Ensure everyone knows where, how and when to turn off the main power, water and gas supply in case of emergency and evacuation

To enable fast action in an emergency, draw a map of your property and clearly mark the location of your electrical switchboard, natural gas connection or tanks, water supply, and solar inverter, and keep this with your Household Emergency Plan.

Electrical Supply

Remember to turn off power at the main switch in your switchboard. Your electricity provider and a licensed electrician must perform separate inspections and test household wiring at your flood-affected property before power can be reconnected.   


If the water supply system has been flooded, assume it is contaminated. Damage to water pipes is reduced when depressurised. Shove a towel down into the water bowel and weigh that down with a sand bag or brick, to reduce contamination of floodwater by untreated sewage.


Turn off your gas supply or gas cylinders. Do not attempt to use gas appliances if your property has been inundated. Any gas installation affected by floodwaters must be checked by a licensed gasfitter, at your expense, before the gas supply can be restored. Your flood insurance might cover the expense. The operator should replace flood-affected regulators or meters that form part of the gas network.

Solar Power

If your solar system is at risk of being subjected to a flood, this is what you should do.

Your solar power system should shut down if mains power is turned off. However, you can manually turn off the solar power system by following the shutdown procedure listed on or near your solar inverter or meter box.  Do not attempt to turn the solar power system on when floods have receded. Call your installer, explain the situation and ask them to recommission the system. Or call your licensed electrical contractor. The inverter will need to be replaced if it has been submerged.

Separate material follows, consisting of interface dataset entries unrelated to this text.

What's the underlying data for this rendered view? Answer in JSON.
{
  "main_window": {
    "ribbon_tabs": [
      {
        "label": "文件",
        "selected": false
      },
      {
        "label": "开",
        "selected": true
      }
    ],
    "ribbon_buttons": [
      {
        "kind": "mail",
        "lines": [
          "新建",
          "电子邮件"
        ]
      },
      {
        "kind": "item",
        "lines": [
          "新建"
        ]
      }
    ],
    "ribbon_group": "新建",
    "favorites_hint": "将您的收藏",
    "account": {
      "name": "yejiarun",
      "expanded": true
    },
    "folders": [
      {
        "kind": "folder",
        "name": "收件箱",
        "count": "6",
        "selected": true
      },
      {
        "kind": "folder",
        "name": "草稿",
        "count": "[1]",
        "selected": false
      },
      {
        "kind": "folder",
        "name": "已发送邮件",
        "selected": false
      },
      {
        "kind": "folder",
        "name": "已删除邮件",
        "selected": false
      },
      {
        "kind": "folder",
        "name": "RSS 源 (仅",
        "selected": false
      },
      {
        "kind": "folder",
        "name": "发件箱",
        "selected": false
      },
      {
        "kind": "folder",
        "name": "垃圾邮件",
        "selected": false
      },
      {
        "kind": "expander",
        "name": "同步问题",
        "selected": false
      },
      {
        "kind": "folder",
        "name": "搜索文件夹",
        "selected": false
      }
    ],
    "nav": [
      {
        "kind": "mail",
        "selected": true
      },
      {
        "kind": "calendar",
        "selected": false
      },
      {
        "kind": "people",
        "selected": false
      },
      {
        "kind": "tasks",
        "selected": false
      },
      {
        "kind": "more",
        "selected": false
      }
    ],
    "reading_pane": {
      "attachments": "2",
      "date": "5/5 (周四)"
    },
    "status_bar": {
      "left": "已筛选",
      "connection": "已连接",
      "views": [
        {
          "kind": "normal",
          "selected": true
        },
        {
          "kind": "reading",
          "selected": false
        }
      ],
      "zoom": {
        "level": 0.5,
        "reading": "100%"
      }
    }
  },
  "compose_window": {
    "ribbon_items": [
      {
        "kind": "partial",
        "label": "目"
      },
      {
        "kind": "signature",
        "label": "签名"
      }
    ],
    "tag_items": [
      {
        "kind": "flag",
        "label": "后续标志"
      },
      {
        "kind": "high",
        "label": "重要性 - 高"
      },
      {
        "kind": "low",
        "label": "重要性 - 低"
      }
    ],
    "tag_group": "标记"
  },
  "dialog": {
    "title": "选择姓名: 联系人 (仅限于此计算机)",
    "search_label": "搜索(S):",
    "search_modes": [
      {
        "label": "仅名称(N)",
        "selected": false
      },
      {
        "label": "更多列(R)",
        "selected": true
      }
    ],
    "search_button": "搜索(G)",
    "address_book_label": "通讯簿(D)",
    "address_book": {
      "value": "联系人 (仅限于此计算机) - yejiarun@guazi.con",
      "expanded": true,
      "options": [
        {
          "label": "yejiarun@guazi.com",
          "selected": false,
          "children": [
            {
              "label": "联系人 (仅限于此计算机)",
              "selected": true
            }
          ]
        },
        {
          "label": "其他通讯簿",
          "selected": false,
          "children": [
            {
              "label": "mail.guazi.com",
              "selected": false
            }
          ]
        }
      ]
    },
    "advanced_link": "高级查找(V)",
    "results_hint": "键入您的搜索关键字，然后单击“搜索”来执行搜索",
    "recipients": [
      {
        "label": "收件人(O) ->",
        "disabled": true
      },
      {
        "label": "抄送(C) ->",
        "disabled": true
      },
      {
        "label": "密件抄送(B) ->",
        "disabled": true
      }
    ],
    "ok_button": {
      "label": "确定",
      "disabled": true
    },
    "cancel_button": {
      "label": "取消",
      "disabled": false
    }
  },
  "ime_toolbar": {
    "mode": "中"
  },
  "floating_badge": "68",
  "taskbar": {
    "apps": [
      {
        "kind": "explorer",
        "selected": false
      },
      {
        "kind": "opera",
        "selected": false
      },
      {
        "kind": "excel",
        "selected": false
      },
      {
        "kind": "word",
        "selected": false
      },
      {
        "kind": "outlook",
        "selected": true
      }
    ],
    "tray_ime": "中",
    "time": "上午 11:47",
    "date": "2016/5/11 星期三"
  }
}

Do not attempt to approach your solar power system or attempt to turn it off if any of the components are flooded or wet, as this could cause a lethal electric shock